## WHAT IS REQUIRED
Omit every picture and return the rest of the data unaltered.

[Opening RECORDS SHOWN section]

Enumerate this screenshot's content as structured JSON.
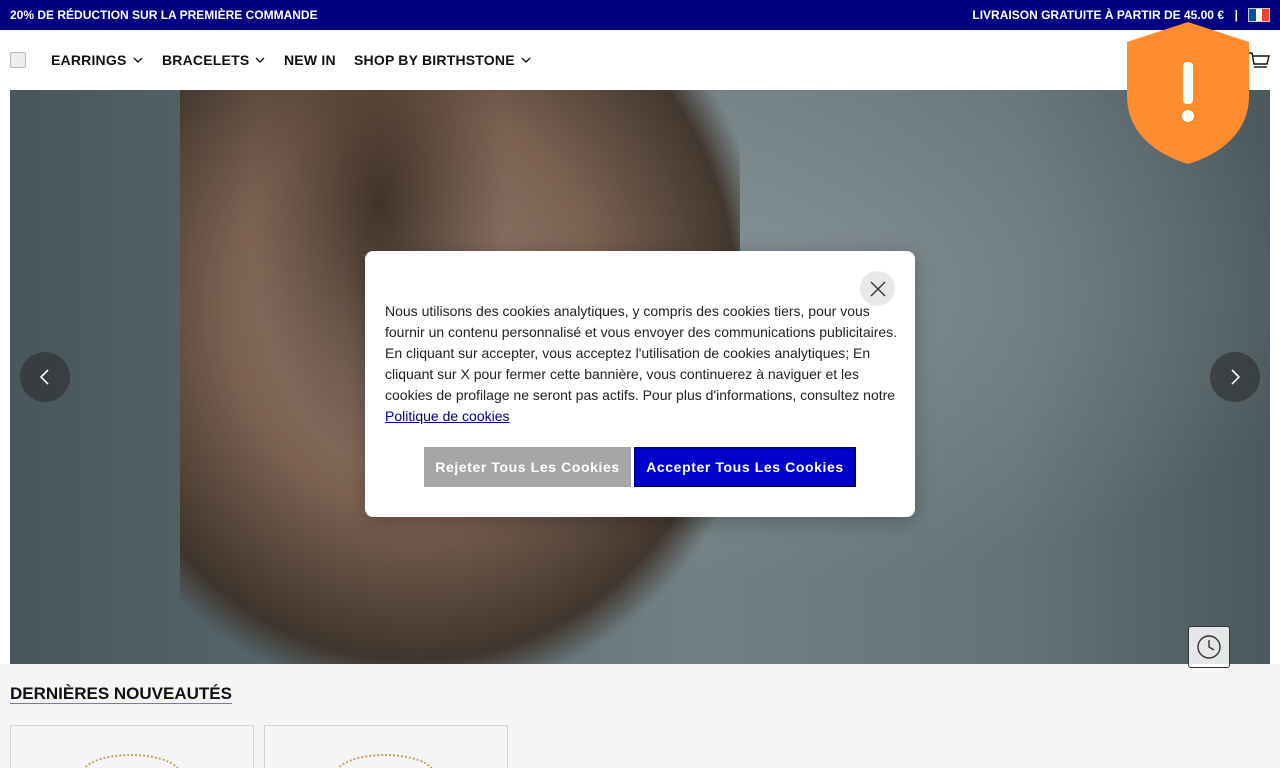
{
  "topbar": {
    "promo": "20% DE RÉDUCTION SUR LA PREMIÈRE COMMANDE",
    "shipping": "LIVRAISON GRATUITE À PARTIR DE 45.00 €",
    "separator": "|",
    "flag_colors": [
      "#0055a4",
      "#ffffff",
      "#ef4135"
    ]
  },
  "nav": {
    "items": [
      {
        "label": "EARRINGS",
        "dropdown": true
      },
      {
        "label": "BRACELETS",
        "dropdown": true
      },
      {
        "label": "NEW IN",
        "dropdown": false
      },
      {
        "label": "SHOP BY BIRTHSTONE",
        "dropdown": true
      }
    ],
    "icons": [
      "logo-image",
      "cart-icon",
      "chevron-down-icon"
    ]
  },
  "hero": {
    "icons": [
      "chevron-left-icon",
      "chevron-right-icon",
      "clock-icon"
    ]
  },
  "badge": {
    "icon": "shield-alert-icon",
    "color": "#ff8c2e",
    "glyph": "!"
  },
  "section": {
    "title": "DERNIÈRES NOUVEAUTÉS"
  },
  "cookie_modal": {
    "body": "Nous utilisons des cookies analytiques, y compris des cookies tiers, pour vous fournir un contenu personnalisé et vous envoyer des communications publicitaires. En cliquant sur accepter, vous acceptez l'utilisation de cookies analytiques; En cliquant sur X pour fermer cette bannière, vous continuerez à naviguer et les cookies de profilage ne seront pas actifs. Pour plus d'informations, consultez notre",
    "policy_link": "Politique de cookies",
    "reject_label": "Rejeter Tous Les Cookies",
    "accept_label": "Accepter Tous Les Cookies",
    "close_icon": "close-icon",
    "accent_color": "#0000cc"
  }
}
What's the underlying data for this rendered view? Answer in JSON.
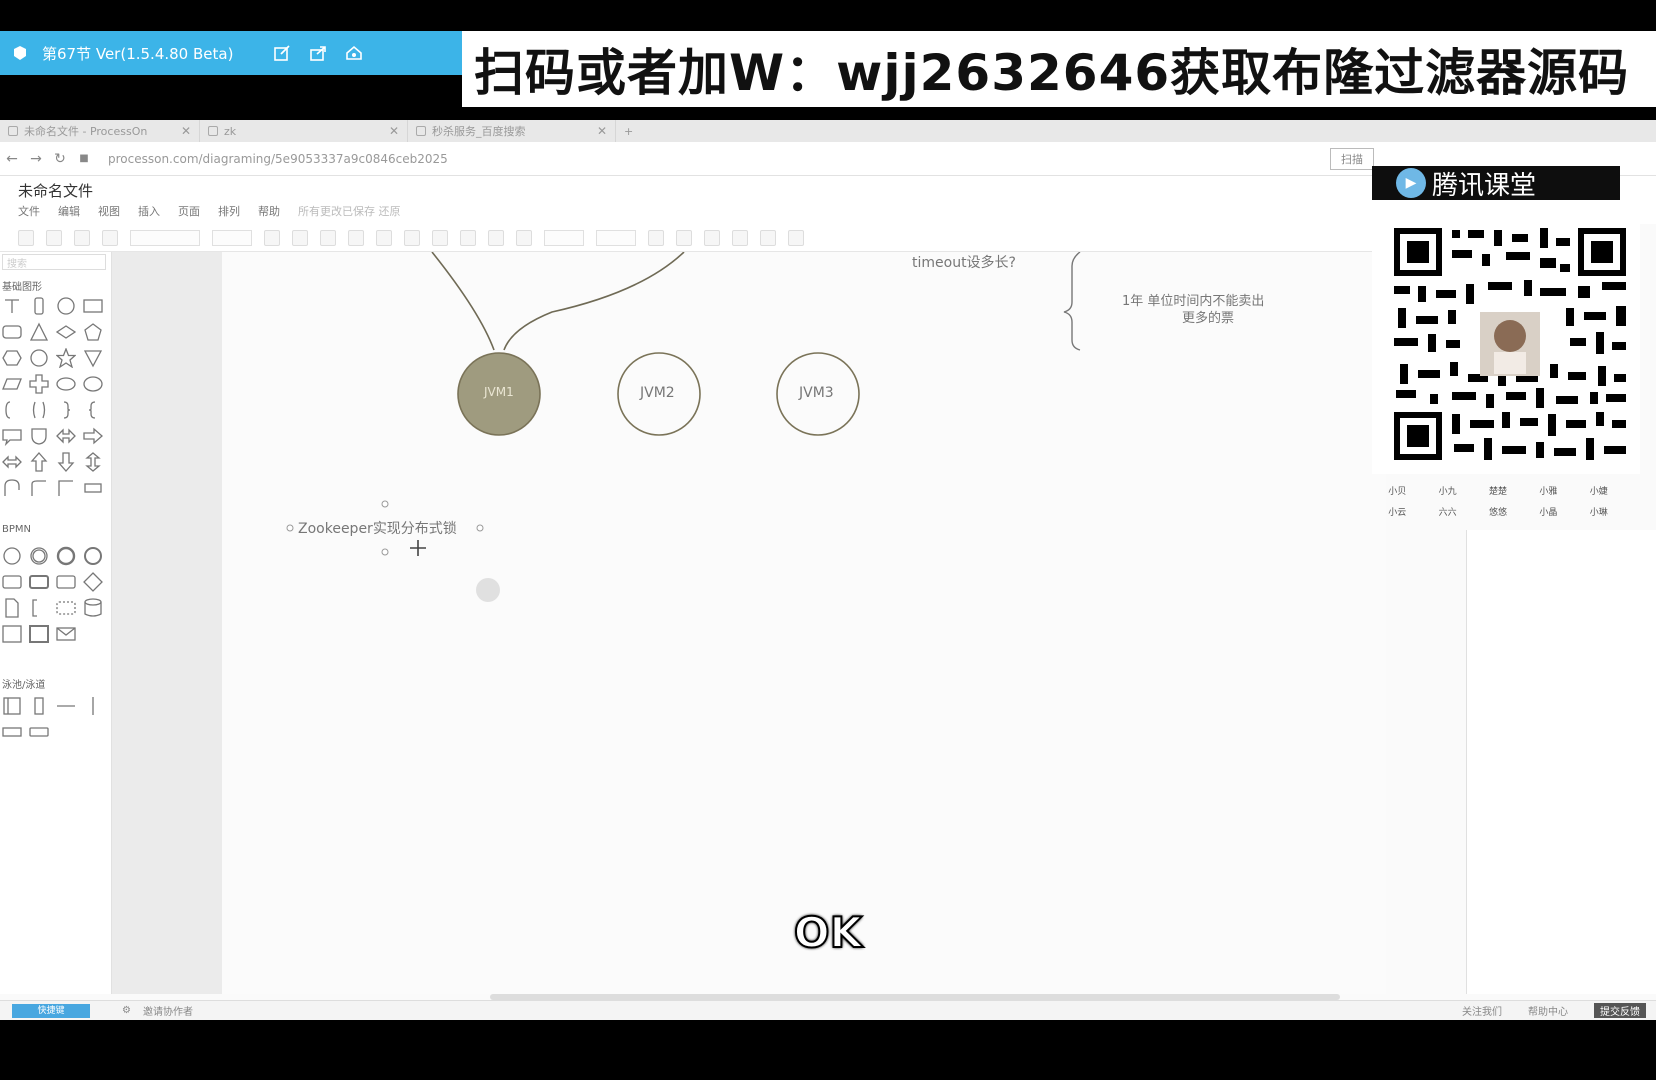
{
  "player": {
    "lesson_title": "第67节 Ver(1.5.4.80 Beta)"
  },
  "promo": {
    "text": "扫码或者加W：wjj2632646获取布隆过滤器源码"
  },
  "browser": {
    "tabs": [
      {
        "label": "未命名文件 - ProcessOn"
      },
      {
        "label": "zk"
      },
      {
        "label": "秒杀服务_百度搜索"
      }
    ],
    "url": "processon.com/diagraming/5e9053337a9c0846ceb2025",
    "scan_label": "扫描"
  },
  "document": {
    "title": "未命名文件",
    "menu": [
      "文件",
      "编辑",
      "视图",
      "插入",
      "页面",
      "排列",
      "帮助"
    ],
    "save_tip": "所有更改已保存 还原"
  },
  "shape_panel": {
    "search_placeholder": "搜索",
    "sections": [
      "基础图形",
      "BPMN",
      "泳池/泳道"
    ]
  },
  "diagram": {
    "node_jvm1": "JVM1",
    "node_jvm2": "JVM2",
    "node_jvm3": "JVM3",
    "timeout_question": "timeout设多长?",
    "note_line1": "1年 单位时间内不能卖出",
    "note_line2": "更多的票",
    "selected_text": "Zookeeper实现分布式锁"
  },
  "statusbar": {
    "shortcut": "快捷键",
    "invite": "邀请协作者",
    "follow": "关注我们",
    "help": "帮助中心",
    "feedback": "提交反馈"
  },
  "overlay": {
    "brand": "腾讯课堂",
    "names": [
      "小贝",
      "小九",
      "楚楚",
      "小雅",
      "小婕",
      "小云",
      "六六",
      "悠悠",
      "小晶",
      "小琳"
    ]
  },
  "subtitle": {
    "text": "OK"
  },
  "colors": {
    "player_bar": "#3cb4e8",
    "jvm1_fill": "#9f9b7f",
    "node_stroke": "#7a7358"
  }
}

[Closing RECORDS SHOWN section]

## ANSWER TO THIS TASK
Enumerate this screenshot's content as structured JSON.
{
  "topbar": {
    "promo": "20% DE RÉDUCTION SUR LA PREMIÈRE COMMANDE",
    "shipping": "LIVRAISON GRATUITE À PARTIR DE 45.00 €",
    "separator": "|",
    "flag_colors": [
      "#0055a4",
      "#ffffff",
      "#ef4135"
    ]
  },
  "nav": {
    "items": [
      {
        "label": "EARRINGS",
        "dropdown": true
      },
      {
        "label": "BRACELETS",
        "dropdown": true
      },
      {
        "label": "NEW IN",
        "dropdown": false
      },
      {
        "label": "SHOP BY BIRTHSTONE",
        "dropdown": true
      }
    ],
    "icons": [
      "logo-image",
      "cart-icon",
      "chevron-down-icon"
    ]
  },
  "hero": {
    "icons": [
      "chevron-left-icon",
      "chevron-right-icon",
      "clock-icon"
    ]
  },
  "badge": {
    "icon": "shield-alert-icon",
    "color": "#ff8c2e",
    "glyph": "!"
  },
  "section": {
    "title": "DERNIÈRES NOUVEAUTÉS"
  },
  "cookie_modal": {
    "body": "Nous utilisons des cookies analytiques, y compris des cookies tiers, pour vous fournir un contenu personnalisé et vous envoyer des communications publicitaires. En cliquant sur accepter, vous acceptez l'utilisation de cookies analytiques; En cliquant sur X pour fermer cette bannière, vous continuerez à naviguer et les cookies de profilage ne seront pas actifs. Pour plus d'informations, consultez notre",
    "policy_link": "Politique de cookies",
    "reject_label": "Rejeter Tous Les Cookies",
    "accept_label": "Accepter Tous Les Cookies",
    "close_icon": "close-icon",
    "accent_color": "#0000cc"
  }
}
What's the underlying data for this rendered view? Answer in JSON.
{
  "player": {
    "lesson_title": "第67节 Ver(1.5.4.80 Beta)"
  },
  "promo": {
    "text": "扫码或者加W：wjj2632646获取布隆过滤器源码"
  },
  "browser": {
    "tabs": [
      {
        "label": "未命名文件 - ProcessOn"
      },
      {
        "label": "zk"
      },
      {
        "label": "秒杀服务_百度搜索"
      }
    ],
    "url": "processon.com/diagraming/5e9053337a9c0846ceb2025",
    "scan_label": "扫描"
  },
  "document": {
    "title": "未命名文件",
    "menu": [
      "文件",
      "编辑",
      "视图",
      "插入",
      "页面",
      "排列",
      "帮助"
    ],
    "save_tip": "所有更改已保存 还原"
  },
  "shape_panel": {
    "search_placeholder": "搜索",
    "sections": [
      "基础图形",
      "BPMN",
      "泳池/泳道"
    ]
  },
  "diagram": {
    "node_jvm1": "JVM1",
    "node_jvm2": "JVM2",
    "node_jvm3": "JVM3",
    "timeout_question": "timeout设多长?",
    "note_line1": "1年 单位时间内不能卖出",
    "note_line2": "更多的票",
    "selected_text": "Zookeeper实现分布式锁"
  },
  "statusbar": {
    "shortcut": "快捷键",
    "invite": "邀请协作者",
    "follow": "关注我们",
    "help": "帮助中心",
    "feedback": "提交反馈"
  },
  "overlay": {
    "brand": "腾讯课堂",
    "names": [
      "小贝",
      "小九",
      "楚楚",
      "小雅",
      "小婕",
      "小云",
      "六六",
      "悠悠",
      "小晶",
      "小琳"
    ]
  },
  "subtitle": {
    "text": "OK"
  },
  "colors": {
    "player_bar": "#3cb4e8",
    "jvm1_fill": "#9f9b7f",
    "node_stroke": "#7a7358"
  }
}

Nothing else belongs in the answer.